Offshore never really got going for me. It felt as if Fitzgerald conceived the idea of a novel featuring a mixture of offbeat characters all of whom are at a turning point in their lives. Then to give it more appeal, she makes them live in houseboats in a less than desirable stretch of the River Thames. We trace their lives as they unravel or , in the case of one of the river dwellers, sink. But it’s difficult to engage with these characters or feel very interested in what happens to them because they are only sketchily depicted. Their eccentricities are not markedly eccentric, or even odd. The most interesting character for me was Maurice a male prostitute whose friendly nature is repeatedly taken advantage of who use his boat as a place to stash their stolen goods. But he is absent from the book for much of the time. Nenna, the central character, is a bohemian Canadian whose husband has left her and who is left quite literally struggling to keep things afloat. The scenes in which wanders shoeless through the streets of London late one night, are the most memorable. But it’s not enough to rescue the novel.

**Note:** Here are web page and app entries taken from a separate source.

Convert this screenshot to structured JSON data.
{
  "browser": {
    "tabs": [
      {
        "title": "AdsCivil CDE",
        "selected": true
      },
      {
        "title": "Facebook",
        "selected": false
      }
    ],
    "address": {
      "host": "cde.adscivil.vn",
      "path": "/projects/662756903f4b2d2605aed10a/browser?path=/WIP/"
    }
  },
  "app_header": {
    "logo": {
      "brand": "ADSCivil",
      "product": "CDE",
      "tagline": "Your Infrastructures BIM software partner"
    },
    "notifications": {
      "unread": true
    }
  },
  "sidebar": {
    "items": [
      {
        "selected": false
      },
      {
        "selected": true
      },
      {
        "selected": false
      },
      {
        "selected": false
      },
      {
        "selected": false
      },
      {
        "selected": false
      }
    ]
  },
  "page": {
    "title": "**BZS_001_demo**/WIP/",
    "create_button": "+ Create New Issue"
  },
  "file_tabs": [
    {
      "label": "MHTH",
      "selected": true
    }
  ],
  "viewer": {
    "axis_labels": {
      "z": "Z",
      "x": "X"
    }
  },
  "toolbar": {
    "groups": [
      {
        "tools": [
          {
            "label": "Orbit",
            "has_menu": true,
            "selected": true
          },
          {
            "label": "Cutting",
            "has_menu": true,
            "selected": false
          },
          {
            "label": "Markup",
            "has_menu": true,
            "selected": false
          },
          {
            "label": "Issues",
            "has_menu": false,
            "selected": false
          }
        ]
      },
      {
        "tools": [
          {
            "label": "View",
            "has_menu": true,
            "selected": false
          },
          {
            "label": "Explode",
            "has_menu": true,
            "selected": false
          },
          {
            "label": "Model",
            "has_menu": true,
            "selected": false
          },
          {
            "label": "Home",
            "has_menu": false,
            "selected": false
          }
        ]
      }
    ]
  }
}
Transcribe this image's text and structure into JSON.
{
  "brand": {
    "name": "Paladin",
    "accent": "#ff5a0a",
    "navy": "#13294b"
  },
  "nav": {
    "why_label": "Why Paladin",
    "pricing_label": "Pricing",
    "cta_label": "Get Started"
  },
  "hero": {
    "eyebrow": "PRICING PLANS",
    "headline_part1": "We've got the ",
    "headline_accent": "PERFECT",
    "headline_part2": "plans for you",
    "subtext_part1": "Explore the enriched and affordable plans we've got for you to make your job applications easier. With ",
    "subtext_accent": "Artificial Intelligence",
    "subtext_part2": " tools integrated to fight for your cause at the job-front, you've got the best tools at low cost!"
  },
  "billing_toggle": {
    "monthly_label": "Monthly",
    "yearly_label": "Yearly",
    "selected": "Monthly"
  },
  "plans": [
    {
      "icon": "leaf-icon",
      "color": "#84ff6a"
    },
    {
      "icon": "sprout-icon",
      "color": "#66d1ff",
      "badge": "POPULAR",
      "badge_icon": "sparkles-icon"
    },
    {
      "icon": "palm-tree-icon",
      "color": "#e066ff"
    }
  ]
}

According to a quote from the Observer on the back of my copy, Offshore is ‘a novel of crisp originality, lucid and expressive with some splendid bursts of satire’. Would that it were so. For me, the narrative sank deeper and deeper into the mud of the Thames, occasionally bobbing up for air to fool readers into thinking that something would now actually happen, only to subside even further into the depths. The experience left me feeling I’d been cheated.